“These are very encouraging results. Overall, the present study argues for conducting randomized, controlled studies of spironolactone in people with alcohol use disorders to further evaluate its safety and potential efficacy in this population. as well as further work to understand how spironolactone can reduce alcohol consumption.
– George F. Koob, Ph.D., study co-author
Dr. Koob is the director of the National Institute on Alcohol Abuse and Alcoholism.
Study co-lead author Dr Lorenzo Leggio spoke with Medical News Today on the future of research on alcohol use disorders and spironolactone. Dr Leggio said they needed “placebo-controlled studies to assess the potential safety and efficacy of spironolactone in people with alcohol use disorder (AUD).”
Dr. Leggio is the Principal Investigator of the Clinical Section of Psychoneuroendocrinology and Neuropsychopharmacology (CPN), a joint laboratory of NIDA and NIAAA.
Suppose scientists continue their research on spironolactone and eventually submit it for regulatory approval to treat alcohol use disorders.
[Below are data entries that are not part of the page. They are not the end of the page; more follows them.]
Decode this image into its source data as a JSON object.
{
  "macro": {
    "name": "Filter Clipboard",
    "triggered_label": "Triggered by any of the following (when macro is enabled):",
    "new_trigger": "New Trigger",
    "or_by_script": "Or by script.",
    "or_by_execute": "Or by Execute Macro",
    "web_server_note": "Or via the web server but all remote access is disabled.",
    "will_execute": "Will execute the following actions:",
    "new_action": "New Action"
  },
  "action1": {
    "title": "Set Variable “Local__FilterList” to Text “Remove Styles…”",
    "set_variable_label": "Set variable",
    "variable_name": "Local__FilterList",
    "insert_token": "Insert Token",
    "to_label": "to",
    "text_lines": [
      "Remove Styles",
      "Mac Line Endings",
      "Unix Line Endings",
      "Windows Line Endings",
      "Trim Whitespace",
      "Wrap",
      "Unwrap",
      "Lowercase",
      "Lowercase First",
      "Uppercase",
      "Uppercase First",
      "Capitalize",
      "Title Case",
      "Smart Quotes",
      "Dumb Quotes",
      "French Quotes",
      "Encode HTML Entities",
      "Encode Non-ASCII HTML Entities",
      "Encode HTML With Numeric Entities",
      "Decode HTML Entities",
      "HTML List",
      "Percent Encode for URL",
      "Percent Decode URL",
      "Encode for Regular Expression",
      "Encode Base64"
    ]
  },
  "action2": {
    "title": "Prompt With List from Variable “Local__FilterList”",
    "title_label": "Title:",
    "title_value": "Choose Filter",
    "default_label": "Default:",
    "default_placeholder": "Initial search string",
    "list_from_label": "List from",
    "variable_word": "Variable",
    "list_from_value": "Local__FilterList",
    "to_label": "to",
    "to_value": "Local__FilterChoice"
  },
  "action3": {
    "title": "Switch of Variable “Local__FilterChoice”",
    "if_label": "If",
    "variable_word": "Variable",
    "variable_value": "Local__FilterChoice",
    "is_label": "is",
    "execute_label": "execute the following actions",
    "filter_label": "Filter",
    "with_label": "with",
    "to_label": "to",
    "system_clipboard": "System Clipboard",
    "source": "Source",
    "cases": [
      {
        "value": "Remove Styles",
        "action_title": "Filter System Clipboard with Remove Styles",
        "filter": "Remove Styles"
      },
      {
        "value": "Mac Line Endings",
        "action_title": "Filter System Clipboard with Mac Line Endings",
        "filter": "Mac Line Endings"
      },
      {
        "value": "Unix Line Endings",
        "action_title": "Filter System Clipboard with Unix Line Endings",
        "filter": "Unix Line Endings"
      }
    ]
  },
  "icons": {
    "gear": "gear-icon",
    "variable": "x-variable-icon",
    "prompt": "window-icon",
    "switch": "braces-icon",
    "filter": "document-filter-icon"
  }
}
If so, it could become the fourth FDA-approved drug to be indicated for this disorder.
This study highlights the importance of continuing research on existing drugs.
“Thanks to advances in the field of biomedical addiction research, we are improving our understanding of the mechanisms of development of AUD in some people; we can therefore use this knowledge to identify new targets and develop new treatments for AUD.
– Dr. Leggio
“Given that this is an old drug that has been used for decades in clinical practice for other indications, the reuse of spironolactone allows us to move quickly to the next steps,” commented Dr. Leggio.
Dr. Orman Trent Hall, a board-certified addictologist and addiction researcher at Ohio State University Wexner Medical Center, also spoke with DTM about the study.
“Alcohol consumption is one of the leading causes of death and disability worldwide,” Dr Hall said. “When people become addicted, they find themselves drinking in a way that feels out of control and find it hard to stop even after realizing that alcohol is hurting them.”
“The discovery of new drugs for AUD offers hope for a future where fewer people suffer from the worst consequences of this disorder,” commented Dr Hall.